[Opening DATA FOR ANALYSIS section]

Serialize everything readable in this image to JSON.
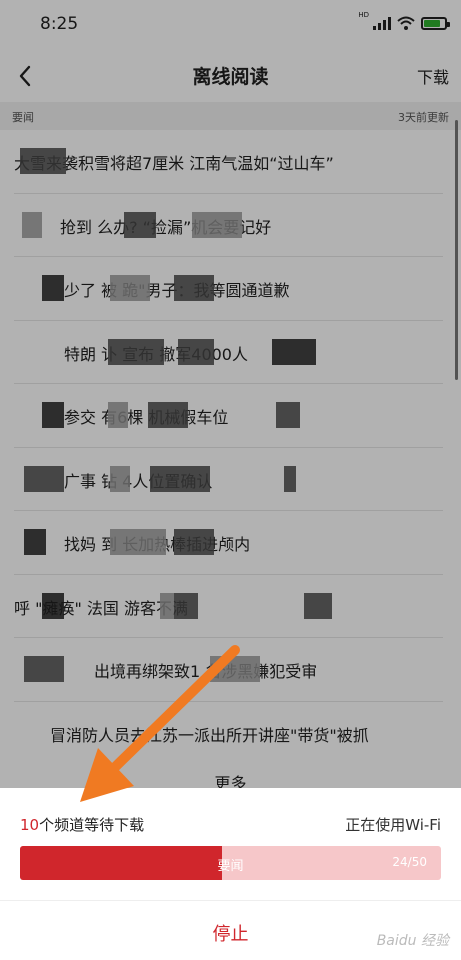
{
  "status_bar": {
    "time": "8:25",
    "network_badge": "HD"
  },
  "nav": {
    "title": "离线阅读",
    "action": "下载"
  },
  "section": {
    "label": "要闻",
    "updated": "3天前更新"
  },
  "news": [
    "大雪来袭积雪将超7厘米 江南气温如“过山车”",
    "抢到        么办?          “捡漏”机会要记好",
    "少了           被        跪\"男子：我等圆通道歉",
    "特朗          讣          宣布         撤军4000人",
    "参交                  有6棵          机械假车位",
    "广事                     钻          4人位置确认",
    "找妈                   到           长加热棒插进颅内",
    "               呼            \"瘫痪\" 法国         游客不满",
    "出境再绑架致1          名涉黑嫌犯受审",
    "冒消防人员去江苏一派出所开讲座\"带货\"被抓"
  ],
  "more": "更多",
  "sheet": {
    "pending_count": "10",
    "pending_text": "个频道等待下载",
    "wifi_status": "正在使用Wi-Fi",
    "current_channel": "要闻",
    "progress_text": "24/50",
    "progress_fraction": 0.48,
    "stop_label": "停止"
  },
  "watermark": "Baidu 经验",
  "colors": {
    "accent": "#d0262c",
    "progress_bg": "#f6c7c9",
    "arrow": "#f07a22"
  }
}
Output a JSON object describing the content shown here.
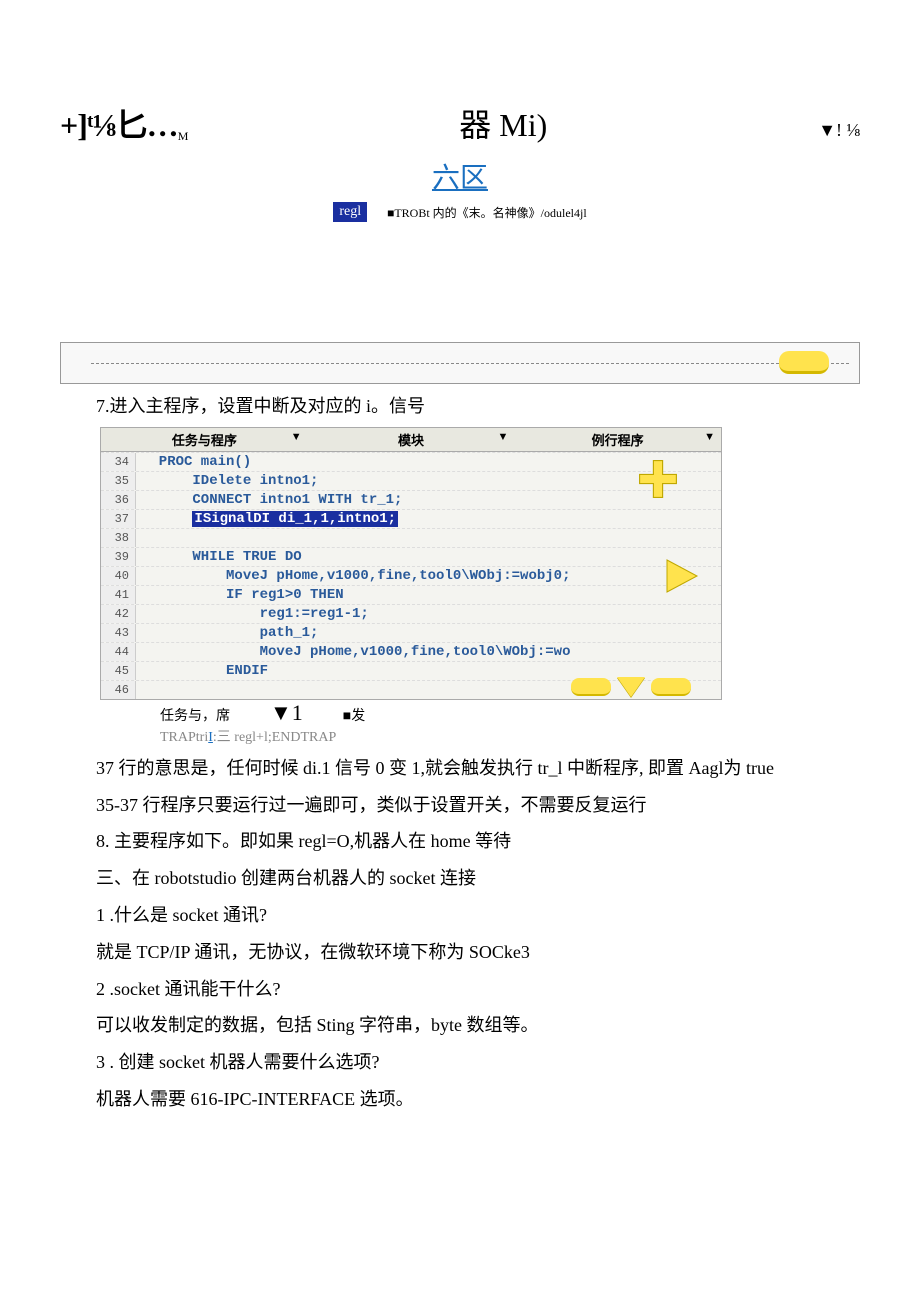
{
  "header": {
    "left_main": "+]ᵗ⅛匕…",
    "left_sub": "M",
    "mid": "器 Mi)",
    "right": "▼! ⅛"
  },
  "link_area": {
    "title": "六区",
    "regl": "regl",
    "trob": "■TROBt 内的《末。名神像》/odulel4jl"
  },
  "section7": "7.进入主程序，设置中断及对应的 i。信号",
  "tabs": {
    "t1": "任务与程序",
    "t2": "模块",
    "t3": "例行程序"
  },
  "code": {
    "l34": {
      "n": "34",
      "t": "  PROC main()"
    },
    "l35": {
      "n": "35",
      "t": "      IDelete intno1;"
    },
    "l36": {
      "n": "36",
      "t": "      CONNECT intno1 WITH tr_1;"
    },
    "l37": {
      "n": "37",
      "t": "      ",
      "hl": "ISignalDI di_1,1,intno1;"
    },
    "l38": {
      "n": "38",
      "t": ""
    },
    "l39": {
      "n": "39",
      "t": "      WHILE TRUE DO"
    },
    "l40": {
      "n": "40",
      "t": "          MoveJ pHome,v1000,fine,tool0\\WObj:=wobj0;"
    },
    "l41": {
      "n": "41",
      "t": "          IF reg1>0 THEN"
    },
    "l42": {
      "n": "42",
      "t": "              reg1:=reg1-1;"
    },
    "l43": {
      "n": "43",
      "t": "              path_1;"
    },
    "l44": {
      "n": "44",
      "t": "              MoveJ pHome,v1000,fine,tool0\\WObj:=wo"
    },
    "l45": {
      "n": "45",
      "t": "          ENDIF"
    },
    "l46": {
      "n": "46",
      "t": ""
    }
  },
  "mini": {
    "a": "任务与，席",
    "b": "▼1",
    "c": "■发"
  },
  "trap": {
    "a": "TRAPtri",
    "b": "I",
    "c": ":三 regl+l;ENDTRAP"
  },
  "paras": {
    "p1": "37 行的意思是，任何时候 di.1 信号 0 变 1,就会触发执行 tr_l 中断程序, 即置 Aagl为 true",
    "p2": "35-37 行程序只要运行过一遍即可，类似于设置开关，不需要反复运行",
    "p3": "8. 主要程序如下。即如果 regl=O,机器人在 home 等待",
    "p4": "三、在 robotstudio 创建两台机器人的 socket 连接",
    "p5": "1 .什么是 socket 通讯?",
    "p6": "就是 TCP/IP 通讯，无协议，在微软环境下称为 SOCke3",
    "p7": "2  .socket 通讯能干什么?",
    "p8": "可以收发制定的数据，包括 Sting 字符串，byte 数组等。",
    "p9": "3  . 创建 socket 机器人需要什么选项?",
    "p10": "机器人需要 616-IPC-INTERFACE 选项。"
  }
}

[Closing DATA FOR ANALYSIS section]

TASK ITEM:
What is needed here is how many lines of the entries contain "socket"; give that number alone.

SOLUTION TO THIS TASK:
4